Given our modern lifestyles, most of us spend the majority of our waking hours staring at a digital screen. Studies suggest that 60% of people spend more than 6 hours a day in front of a digital device. When looking into these screens, our eyes are directly looking into blue light. Sources of blue light include the sun, digital screens (TVs, computers, laptops, smartphones and tablets), electronic devices, and fluorescent and LED lighting.
Blue light has a wavelength of between approximately 380nm and 500nm; making it one of the shortest, highest-energy wavelengths. Our eyes’ natural filters do not provide sufficient protection against blue light rays from the sun, let alone the blue light emanating from these devices or from blue light emitted from fluorescent-light tubes. Prolonged exposure to blue light may cause retinal damage and contribute to age-related macular degeneration, which can lead to loss of vision.

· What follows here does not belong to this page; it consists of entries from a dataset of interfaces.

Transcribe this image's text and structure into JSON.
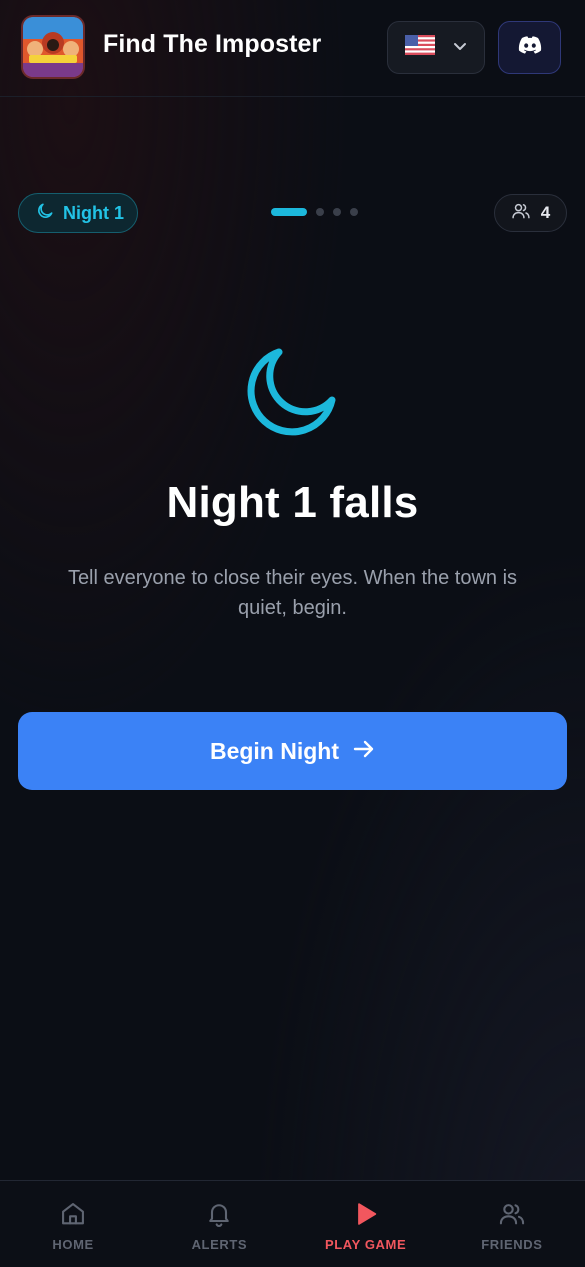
{
  "header": {
    "app_title": "Find The Imposter",
    "logo_icon": "game-logo-icon",
    "language_flag": "us-flag-icon",
    "discord_icon": "discord-icon"
  },
  "status": {
    "night_label": "Night 1",
    "step_current": 1,
    "step_total": 4,
    "player_count": "4"
  },
  "main": {
    "headline": "Night 1 falls",
    "description": "Tell everyone to close their eyes. When the town is quiet, begin.",
    "begin_button_label": "Begin Night"
  },
  "nav": {
    "items": [
      {
        "label": "HOME",
        "icon": "home-icon"
      },
      {
        "label": "ALERTS",
        "icon": "bell-icon"
      },
      {
        "label": "PLAY GAME",
        "icon": "play-icon"
      },
      {
        "label": "FRIENDS",
        "icon": "friends-icon"
      }
    ],
    "active_index": 2
  },
  "colors": {
    "accent_cyan": "#1cb8dc",
    "primary_blue": "#3b82f6",
    "active_nav": "#f2575e",
    "background": "#0b0e15"
  }
}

Understanding Blue Light
You likely learned in school that the electromagnetic spectrum is not completely visible by the human eye. Ranging from low-energy radio waves to high-energy gamma waves, only a small part of it can be seen by us. The blue light is part of the visible light spectrum. This is the reason why we see the sky and large bodies of water as blue.

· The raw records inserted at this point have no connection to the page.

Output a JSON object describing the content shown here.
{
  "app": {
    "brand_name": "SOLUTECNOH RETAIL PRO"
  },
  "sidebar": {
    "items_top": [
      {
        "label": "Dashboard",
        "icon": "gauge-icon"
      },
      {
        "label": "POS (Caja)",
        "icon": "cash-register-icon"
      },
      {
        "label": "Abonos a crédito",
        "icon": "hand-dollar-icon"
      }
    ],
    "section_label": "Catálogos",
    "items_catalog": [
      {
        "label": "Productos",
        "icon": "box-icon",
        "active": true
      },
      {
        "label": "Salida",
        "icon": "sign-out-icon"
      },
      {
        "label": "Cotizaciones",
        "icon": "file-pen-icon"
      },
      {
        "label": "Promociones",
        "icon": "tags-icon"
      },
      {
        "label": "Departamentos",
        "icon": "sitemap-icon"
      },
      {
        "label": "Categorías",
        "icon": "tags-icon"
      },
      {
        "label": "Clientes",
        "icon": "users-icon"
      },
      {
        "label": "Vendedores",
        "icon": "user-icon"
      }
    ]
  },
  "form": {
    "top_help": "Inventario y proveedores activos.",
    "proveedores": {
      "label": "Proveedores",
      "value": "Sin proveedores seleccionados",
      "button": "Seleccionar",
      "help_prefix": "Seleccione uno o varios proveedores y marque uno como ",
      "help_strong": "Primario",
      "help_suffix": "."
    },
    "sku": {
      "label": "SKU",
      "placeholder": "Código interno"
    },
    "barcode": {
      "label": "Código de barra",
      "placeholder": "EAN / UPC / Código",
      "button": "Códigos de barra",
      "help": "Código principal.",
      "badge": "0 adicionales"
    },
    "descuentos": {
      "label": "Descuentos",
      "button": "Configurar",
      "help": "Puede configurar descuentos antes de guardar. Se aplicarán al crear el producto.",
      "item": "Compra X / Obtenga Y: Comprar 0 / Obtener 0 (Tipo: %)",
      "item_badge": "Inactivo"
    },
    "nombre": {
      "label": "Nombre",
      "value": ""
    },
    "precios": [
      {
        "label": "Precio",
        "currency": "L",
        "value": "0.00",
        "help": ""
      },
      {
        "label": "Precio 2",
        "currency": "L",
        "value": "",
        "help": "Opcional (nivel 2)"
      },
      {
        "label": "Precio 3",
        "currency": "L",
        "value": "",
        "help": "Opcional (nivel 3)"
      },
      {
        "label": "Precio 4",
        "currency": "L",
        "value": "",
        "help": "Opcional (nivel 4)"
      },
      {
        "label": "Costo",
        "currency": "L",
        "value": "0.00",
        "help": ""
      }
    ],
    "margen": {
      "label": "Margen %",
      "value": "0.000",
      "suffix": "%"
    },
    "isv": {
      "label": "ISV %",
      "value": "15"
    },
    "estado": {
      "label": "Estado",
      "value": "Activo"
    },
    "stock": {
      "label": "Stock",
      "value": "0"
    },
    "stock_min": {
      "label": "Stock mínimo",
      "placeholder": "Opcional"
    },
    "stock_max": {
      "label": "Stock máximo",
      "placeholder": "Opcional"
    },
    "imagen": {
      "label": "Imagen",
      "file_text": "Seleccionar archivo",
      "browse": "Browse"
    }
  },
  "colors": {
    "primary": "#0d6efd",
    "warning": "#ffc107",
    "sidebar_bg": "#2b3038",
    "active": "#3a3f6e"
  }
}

Blue Light from the Sun
Sun is the natural source of blue light. We all know that the UV rays from the sun are harmful to the human body. However, the blue light from the sun does have a positive effect on our brain. We are supposed to be active during the day; allowing us to complete our daily tasks. The sun’s blue light naturally activates our brain so we can feel awake, attentive, and energetic. This is also the reason we automatically feel sleepy at night. Sleep experts suggest sleeping in dark rooms and switching off any artificial sources of blue light.
Artificial Sources of Blue Light
The most common artificial sources of blue light come from TVs, computers, laptops, smartphones and tablets. The use of such devices has become incredibly abundant. It is impacting human lifestyles in an unhealthy manner. Many of us check our phones and laptops late into the night. This confuses the natural function of the brain. When it is readying our bodies for rest, the blue light emission from the device forces it to slow down the production of melatonin. This automatically reduces the quality of sleep.
Eye Exposure to the Blue Light
The excessive use of electronic devices can harm the human eye. Blue light is quite high in intensity along the visible light spectrum. It is just below the UV radiation, which we know can be incredibly harmful. Being so close to UV on the spectrum, many experts believe that blue light can almost have similar harmful effects on the human eye. It may not be as intense as UV itself but the long-term exposure is questionable.
Eye experts advise limiting the use of blue-light emitting devices. 43% of adults work in a job that requires prolonged use of a computer or tablet. An excessive exposure in the long-term could increase the risk of losing central vision, which is also known as macular degeneration. Due to the high flicker rate of blue light wavelengths, they create a glare that deteriorates visual contrast, sharpness, and clarity. This is also the reason why most people commonly feel an eye strain after using these devices for long hours.
In natural occurrence, blue light is everywhere. With poor environmental conditions, our eye’s natural filters are also insufficient to protect against it. So adding more exposure in the form of electronic devices and fluorescent lights is only going to create more harmful effects.
If you are interested in learning what precautions you can take today to protect your eyes tomorrow from blue light exposure, contact Dr. David J. Sobel, O.D. for an appointment today!